A migraine episode can last for hours or days and can
greatly affect your everyday life. According to the National
Institute of Neurological Disorders and Stroke, roughly 12 percent of the
U.S. adult population gets migraines, which are caused by the activation of
nerve fibers in the blood vessels of the brain.
For ‘classical migraine’ sufferers, each migraine evolves
through four separate stages, each with different symptoms. These stages
- the prodrome (also known as premonitory) stage
- the aura (visual symptoms or tingling)
- the headache or main attack stage
- the postdrome (or recovery) stage
Not all migraine sufferers will experience all of the stages.
The premonitory or prodrome stage typically occurs one to
two days before a migraine begins. Subtle changes can signify that a migraine
is about to come on. Symptoms may include the following:
- mood changes such as anxiety or depression
- craving for sugary foods
- stiff neck
- frequent yawning
The aura stage occurs right before or during a migraine.
Auras are usually visual disturbances but sometimes involve other sensations.
Symptoms build up gradually and last for about 20 minutes to one hour. About 15
percent of people experience aura during a migraine, according to the Migraine Trust.
Symptoms of an aura may include:
- seeing bright spots or flashes of light
- vision loss or seeing dark spots
- tingling sensations in an arm or leg described
as “pins and needles”
- speech problems or inability to speak (aphasia)
- ringing in the ears (tinnitus)
Main Attack Stage
The attack stage includes the headache and other symptoms.
It may last anywhere from a few hours to a few days.
During an attack, you might experience the following
- pulsating or throbbing pain on one or both sides
of the head
- extreme sensitivity to light, sounds, or smells
- worsening pain during physical activity
- nausea and vomiting
- abdominal pain or heartburn
- loss of appetite
- pale skin
- blurred vision
Someone with a migraine often needs to lie down in the dark

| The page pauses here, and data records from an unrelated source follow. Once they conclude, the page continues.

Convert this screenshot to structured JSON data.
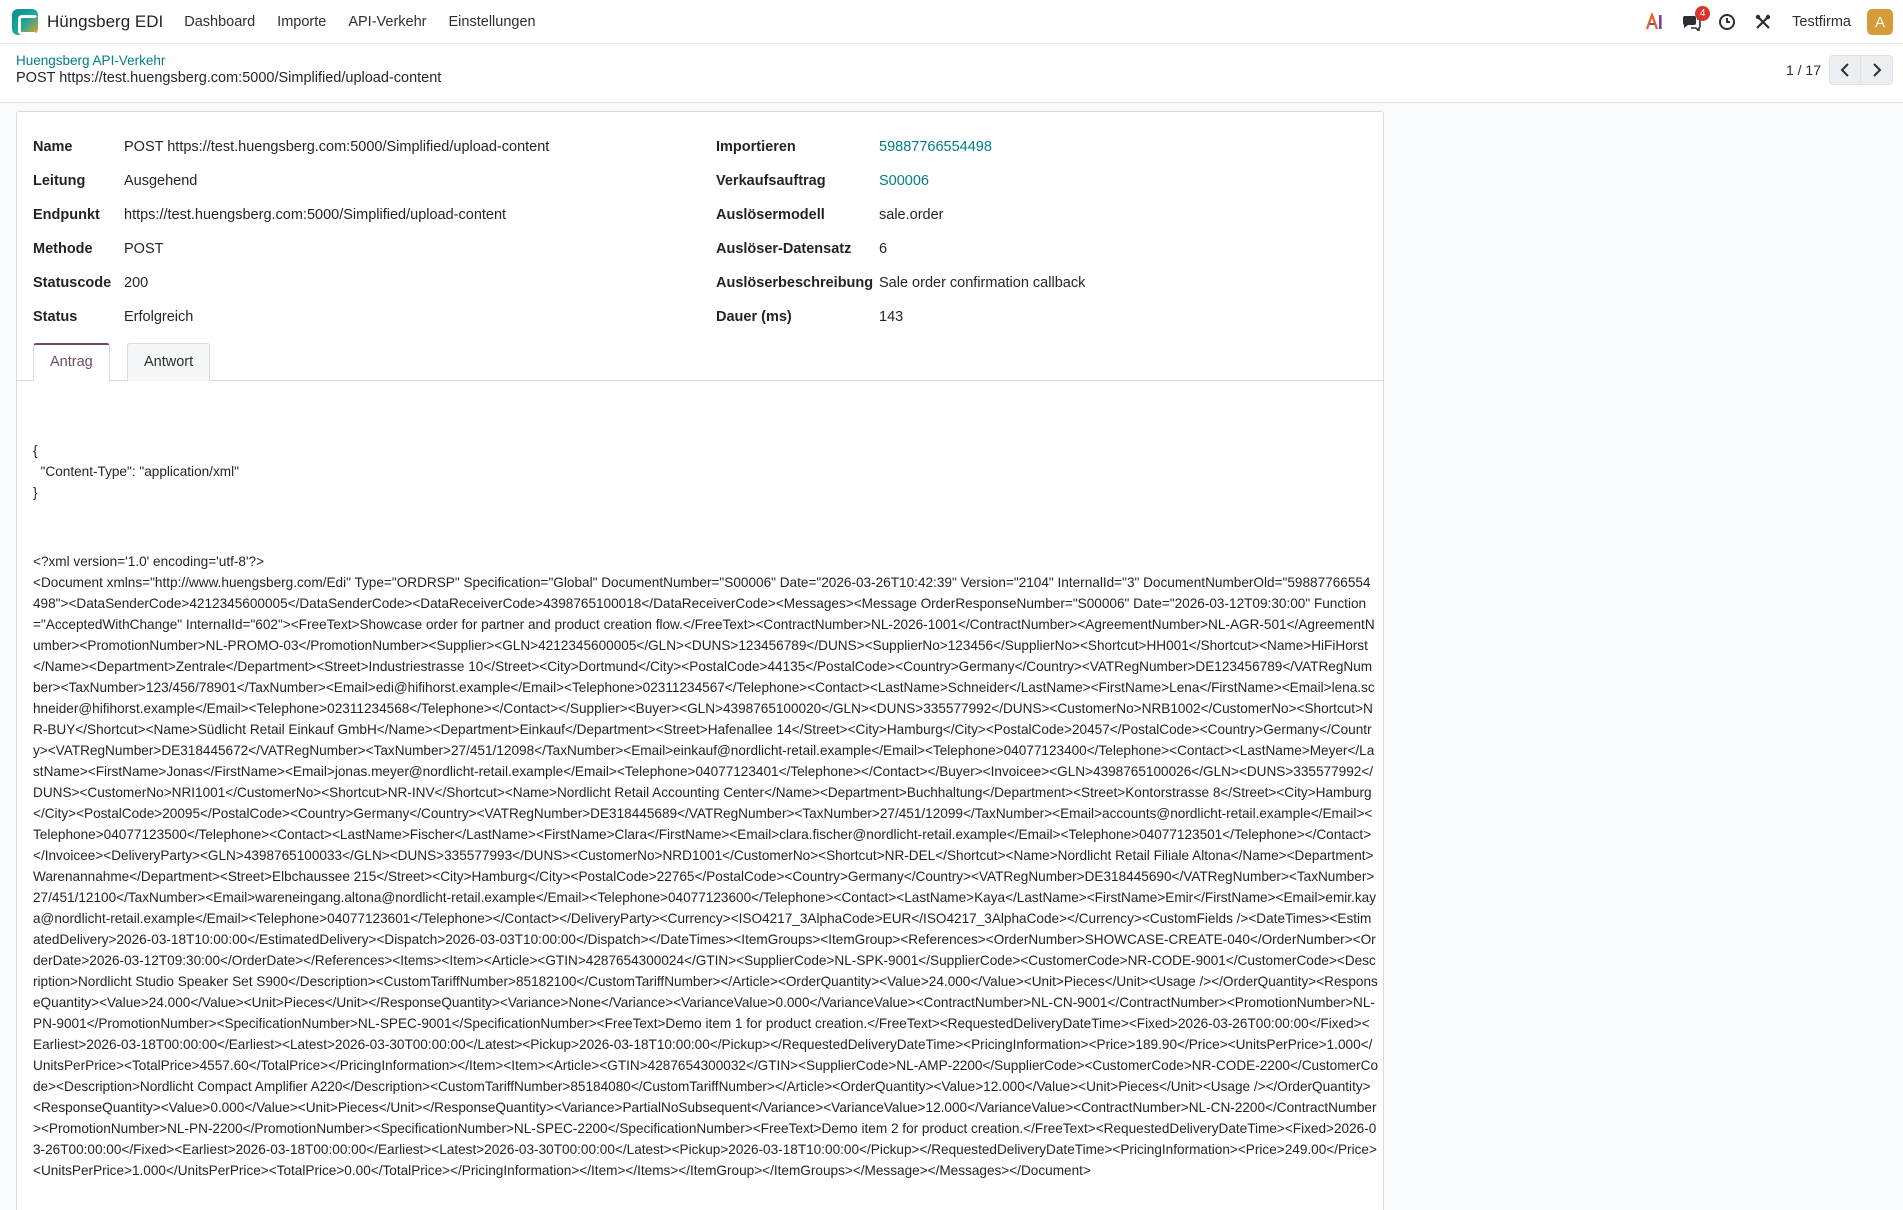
{
  "navbar": {
    "app_name": "Hüngsberg EDI",
    "menu": [
      "Dashboard",
      "Importe",
      "API-Verkehr",
      "Einstellungen"
    ],
    "icons": {
      "ai": "ai-icon",
      "discuss": "chat-bubbles-icon",
      "activity": "clock-icon",
      "debug": "tools-icon"
    },
    "discuss_badge": "4",
    "company": "Testfirma",
    "avatar_letter": "A"
  },
  "control_panel": {
    "breadcrumb": "Huengsberg API-Verkehr",
    "record_title": "POST https://test.huengsberg.com:5000/Simplified/upload-content",
    "pager": "1 / 17"
  },
  "form": {
    "left": [
      {
        "label": "Name",
        "value": "POST https://test.huengsberg.com:5000/Simplified/upload-content"
      },
      {
        "label": "Leitung",
        "value": "Ausgehend"
      },
      {
        "label": "Endpunkt",
        "value": "https://test.huengsberg.com:5000/Simplified/upload-content"
      },
      {
        "label": "Methode",
        "value": "POST"
      },
      {
        "label": "Statuscode",
        "value": "200"
      },
      {
        "label": "Status",
        "value": "Erfolgreich"
      }
    ],
    "right": [
      {
        "label": "Importieren",
        "value": "59887766554498",
        "link": true
      },
      {
        "label": "Verkaufsauftrag",
        "value": "S00006",
        "link": true
      },
      {
        "label": "Auslösermodell",
        "value": "sale.order"
      },
      {
        "label": "Auslöser-Datensatz",
        "value": "6"
      },
      {
        "label": "Auslöserbeschreibung",
        "value": "Sale order confirmation callback"
      },
      {
        "label": "Dauer (ms)",
        "value": "143"
      }
    ]
  },
  "tabs": {
    "active": "Antrag",
    "other": "Antwort"
  },
  "request": {
    "headers": "{\n  \"Content-Type\": \"application/xml\"\n}",
    "body": "<?xml version='1.0' encoding='utf-8'?>\n<Document xmlns=\"http://www.huengsberg.com/Edi\" Type=\"ORDRSP\" Specification=\"Global\" DocumentNumber=\"S00006\" Date=\"2026-03-26T10:42:39\" Version=\"2104\" InternalId=\"3\" DocumentNumberOld=\"59887766554498\"><DataSenderCode>4212345600005</DataSenderCode><DataReceiverCode>4398765100018</DataReceiverCode><Messages><Message OrderResponseNumber=\"S00006\" Date=\"2026-03-12T09:30:00\" Function=\"AcceptedWithChange\" InternalId=\"602\"><FreeText>Showcase order for partner and product creation flow.</FreeText><ContractNumber>NL-2026-1001</ContractNumber><AgreementNumber>NL-AGR-501</AgreementNumber><PromotionNumber>NL-PROMO-03</PromotionNumber><Supplier><GLN>4212345600005</GLN><DUNS>123456789</DUNS><SupplierNo>123456</SupplierNo><Shortcut>HH001</Shortcut><Name>HiFiHorst</Name><Department>Zentrale</Department><Street>Industriestrasse 10</Street><City>Dortmund</City><PostalCode>44135</PostalCode><Country>Germany</Country><VATRegNumber>DE123456789</VATRegNumber><TaxNumber>123/456/78901</TaxNumber><Email>edi@hifihorst.example</Email><Telephone>02311234567</Telephone><Contact><LastName>Schneider</LastName><FirstName>Lena</FirstName><Email>lena.schneider@hifihorst.example</Email><Telephone>02311234568</Telephone></Contact></Supplier><Buyer><GLN>4398765100020</GLN><DUNS>335577992</DUNS><CustomerNo>NRB1002</CustomerNo><Shortcut>NR-BUY</Shortcut><Name>Südlicht Retail Einkauf GmbH</Name><Department>Einkauf</Department><Street>Hafenallee 14</Street><City>Hamburg</City><PostalCode>20457</PostalCode><Country>Germany</Country><VATRegNumber>DE318445672</VATRegNumber><TaxNumber>27/451/12098</TaxNumber><Email>einkauf@nordlicht-retail.example</Email><Telephone>04077123400</Telephone><Contact><LastName>Meyer</LastName><FirstName>Jonas</FirstName><Email>jonas.meyer@nordlicht-retail.example</Email><Telephone>04077123401</Telephone></Contact></Buyer><Invoicee><GLN>4398765100026</GLN><DUNS>335577992</DUNS><CustomerNo>NRI1001</CustomerNo><Shortcut>NR-INV</Shortcut><Name>Nordlicht Retail Accounting Center</Name><Department>Buchhaltung</Department><Street>Kontorstrasse 8</Street><City>Hamburg</City><PostalCode>20095</PostalCode><Country>Germany</Country><VATRegNumber>DE318445689</VATRegNumber><TaxNumber>27/451/12099</TaxNumber><Email>accounts@nordlicht-retail.example</Email><Telephone>04077123500</Telephone><Contact><LastName>Fischer</LastName><FirstName>Clara</FirstName><Email>clara.fischer@nordlicht-retail.example</Email><Telephone>04077123501</Telephone></Contact></Invoicee><DeliveryParty><GLN>4398765100033</GLN><DUNS>335577993</DUNS><CustomerNo>NRD1001</CustomerNo><Shortcut>NR-DEL</Shortcut><Name>Nordlicht Retail Filiale Altona</Name><Department>Warenannahme</Department><Street>Elbchaussee 215</Street><City>Hamburg</City><PostalCode>22765</PostalCode><Country>Germany</Country><VATRegNumber>DE318445690</VATRegNumber><TaxNumber>27/451/12100</TaxNumber><Email>wareneingang.altona@nordlicht-retail.example</Email><Telephone>04077123600</Telephone><Contact><LastName>Kaya</LastName><FirstName>Emir</FirstName><Email>emir.kaya@nordlicht-retail.example</Email><Telephone>04077123601</Telephone></Contact></DeliveryParty><Currency><ISO4217_3AlphaCode>EUR</ISO4217_3AlphaCode></Currency><CustomFields /><DateTimes><EstimatedDelivery>2026-03-18T10:00:00</EstimatedDelivery><Dispatch>2026-03-03T10:00:00</Dispatch></DateTimes><ItemGroups><ItemGroup><References><OrderNumber>SHOWCASE-CREATE-040</OrderNumber><OrderDate>2026-03-12T09:30:00</OrderDate></References><Items><Item><Article><GTIN>4287654300024</GTIN><SupplierCode>NL-SPK-9001</SupplierCode><CustomerCode>NR-CODE-9001</CustomerCode><Description>Nordlicht Studio Speaker Set S900</Description><CustomTariffNumber>85182100</CustomTariffNumber></Article><OrderQuantity><Value>24.000</Value><Unit>Pieces</Unit><Usage /></OrderQuantity><ResponseQuantity><Value>24.000</Value><Unit>Pieces</Unit></ResponseQuantity><Variance>None</Variance><VarianceValue>0.000</VarianceValue><ContractNumber>NL-CN-9001</ContractNumber><PromotionNumber>NL-PN-9001</PromotionNumber><SpecificationNumber>NL-SPEC-9001</SpecificationNumber><FreeText>Demo item 1 for product creation.</FreeText><RequestedDeliveryDateTime><Fixed>2026-03-26T00:00:00</Fixed><Earliest>2026-03-18T00:00:00</Earliest><Latest>2026-03-30T00:00:00</Latest><Pickup>2026-03-18T10:00:00</Pickup></RequestedDeliveryDateTime><PricingInformation><Price>189.90</Price><UnitsPerPrice>1.000</UnitsPerPrice><TotalPrice>4557.60</TotalPrice></PricingInformation></Item><Item><Article><GTIN>4287654300032</GTIN><SupplierCode>NL-AMP-2200</SupplierCode><CustomerCode>NR-CODE-2200</CustomerCode><Description>Nordlicht Compact Amplifier A220</Description><CustomTariffNumber>85184080</CustomTariffNumber></Article><OrderQuantity><Value>12.000</Value><Unit>Pieces</Unit><Usage /></OrderQuantity><ResponseQuantity><Value>0.000</Value><Unit>Pieces</Unit></ResponseQuantity><Variance>PartialNoSubsequent</Variance><VarianceValue>12.000</VarianceValue><ContractNumber>NL-CN-2200</ContractNumber><PromotionNumber>NL-PN-2200</PromotionNumber><SpecificationNumber>NL-SPEC-2200</SpecificationNumber><FreeText>Demo item 2 for product creation.</FreeText><RequestedDeliveryDateTime><Fixed>2026-03-26T00:00:00</Fixed><Earliest>2026-03-18T00:00:00</Earliest><Latest>2026-03-30T00:00:00</Latest><Pickup>2026-03-18T10:00:00</Pickup></RequestedDeliveryDateTime><PricingInformation><Price>249.00</Price><UnitsPerPrice>1.000</UnitsPerPrice><TotalPrice>0.00</TotalPrice></PricingInformation></Item></Items></ItemGroup></ItemGroups></Message></Messages></Document>"
  },
  "colors": {
    "accent": "#017e84",
    "tab_active": "#714b67",
    "badge": "#d9342b",
    "avatar": "#d79b3a"
  }
}
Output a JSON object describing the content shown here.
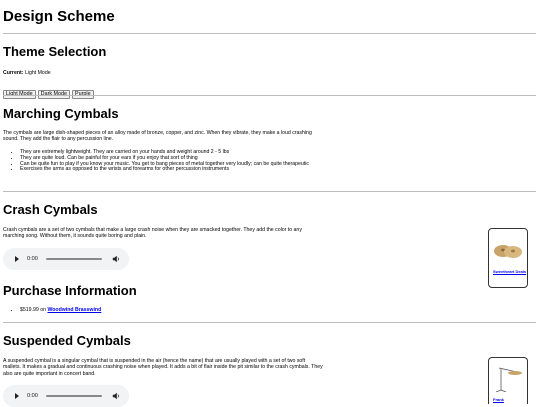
{
  "title": "Design Scheme",
  "theme": {
    "heading": "Theme Selection",
    "current_label": "Current:",
    "current_value": "Light Mode",
    "buttons": [
      "Light Mode",
      "Dark Mode",
      "Purple"
    ]
  },
  "marching": {
    "heading": "Marching Cymbals",
    "description": "The cymbals are large dish-shaped pieces of an alloy made of bronze, copper, and zinc. When they vibrate, they make a loud crashing sound. They add the flair to any percussion line.",
    "bullets": [
      "They are extremely lightweight. They are carried on your hands and weight around 2 - 5 lbs",
      "They are quite loud. Can be painful for your ears if you enjoy that sort of thing",
      "Can be quite fun to play if you know your music. You get to bang pieces of metal together very loudly; can be quite therapeutic",
      "Exercises the arms as opposed to the wrists and forearms for other percussion instruments"
    ]
  },
  "crash": {
    "heading": "Crash Cymbals",
    "description": "Crash cymbals are a set of two cymbals that make a large crash noise when they are smacked together. They add the color to any marching song. Without them, it sounds quite boring and plain.",
    "audio_time": "0:00",
    "card_link": "Sweetheart Deals"
  },
  "purchase": {
    "heading": "Purchase Information",
    "price": "$519.99",
    "on": "on",
    "store": "Woodwind Brasswind"
  },
  "suspended": {
    "heading": "Suspended Cymbals",
    "description": "A suspended cymbal is a singular cymbal that is suspended in the air (hence the name) that are usually played with a set of two soft mallets. It makes a gradual and continuous crashing noise when played. It adds a bit of flair inside the pit similar to the crash cymbals. They also are quite important in concert band.",
    "audio_time": "0:00",
    "card_link": "Frank"
  },
  "colors": {
    "link": "#0000ee",
    "player_bg": "#f1f3f4",
    "divider": "#bdbdbd"
  }
}
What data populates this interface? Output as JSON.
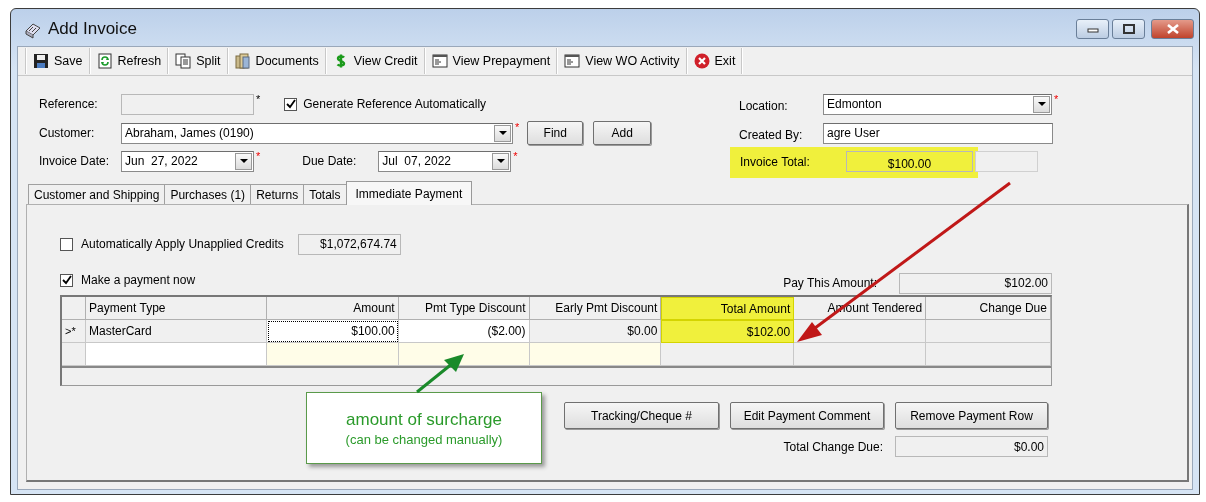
{
  "window": {
    "title": "Add Invoice"
  },
  "toolbar": [
    {
      "label": "Save"
    },
    {
      "label": "Refresh"
    },
    {
      "label": "Split"
    },
    {
      "label": "Documents"
    },
    {
      "label": "View Credit"
    },
    {
      "label": "View Prepayment"
    },
    {
      "label": "View WO Activity"
    },
    {
      "label": "Exit"
    }
  ],
  "header": {
    "reference": {
      "label": "Reference:",
      "marker": "*"
    },
    "generate_reference": {
      "label": "Generate Reference Automatically",
      "checked": true
    },
    "customer": {
      "label": "Customer:",
      "value": "Abraham, James (0190)",
      "marker": "*"
    },
    "customer_buttons": [
      "Find",
      "Add"
    ],
    "invoice_date": {
      "label": "Invoice Date:",
      "value": "Jun  27, 2022",
      "marker": "*"
    },
    "due_date": {
      "label": "Due Date:",
      "value": "Jul  07, 2022",
      "marker": "*"
    },
    "location": {
      "label": "Location:",
      "value": "Edmonton",
      "marker": "*"
    },
    "created_by": {
      "label": "Created By:",
      "value": "agre User"
    },
    "invoice_total": {
      "label": "Invoice Total:",
      "value": "$100.00",
      "highlighted": true
    }
  },
  "tabs": [
    {
      "label": "Customer and Shipping",
      "selected": false
    },
    {
      "label": "Purchases (1)",
      "selected": false
    },
    {
      "label": "Returns",
      "selected": false
    },
    {
      "label": "Totals",
      "selected": false
    },
    {
      "label": "Immediate Payment",
      "selected": true
    }
  ],
  "payment": {
    "auto_apply": {
      "label": "Automatically Apply Unapplied Credits",
      "checked": false,
      "value": "$1,072,674.74"
    },
    "make_payment": {
      "label": "Make a payment now",
      "checked": true
    },
    "pay_this_amount": {
      "label": "Pay This Amount:",
      "value": "$102.00"
    },
    "grid": {
      "columns": [
        {
          "label": "Payment Type",
          "highlighted": false
        },
        {
          "label": "Amount",
          "highlighted": false
        },
        {
          "label": "Pmt Type Discount",
          "highlighted": false
        },
        {
          "label": "Early Pmt Discount",
          "highlighted": false
        },
        {
          "label": "Total Amount",
          "highlighted": true
        },
        {
          "label": "Amount Tendered",
          "highlighted": false
        },
        {
          "label": "Change Due",
          "highlighted": false
        }
      ],
      "rows": [
        {
          "indicator": ">*",
          "cells": [
            {
              "text": "MasterCard",
              "focused": false
            },
            {
              "text": "$100.00",
              "focused": true
            },
            {
              "text": "($2.00)",
              "focused": false
            },
            {
              "text": "$0.00",
              "focused": false
            },
            {
              "text": "$102.00",
              "focused": false
            }
          ]
        }
      ]
    },
    "buttons": [
      "Tracking/Cheque #",
      "Edit Payment Comment",
      "Remove Payment Row"
    ],
    "total_change_due": {
      "label": "Total Change Due:",
      "value": "$0.00"
    }
  },
  "annotation": {
    "title": "amount of surcharge",
    "note": "(can be changed manually)"
  }
}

and quiet to escape from light, sounds, and movement. This is one of the main
differences between migraines and other kinds of headaches. Many people find
that sleeping for an hour or two can be enough to end an attack.
During the recovery stage, also called the postdrome stage,
you may feel tired and drained. The migraine fades slowly. Some people report
feelings of euphoria.
The pain experienced during a
migraine can be severe, often unbearable. The Migraine
Trust finds that depression is three times more
likely to occur in migraine sufferers than in people who don’t get migraines. There
are medications and other treatments available to reduce the frequency and
severity of migraines. If you regularly get migraines, make an appointment with
your doctor to discuss your symptoms, as well as to arrive at a treatment plan.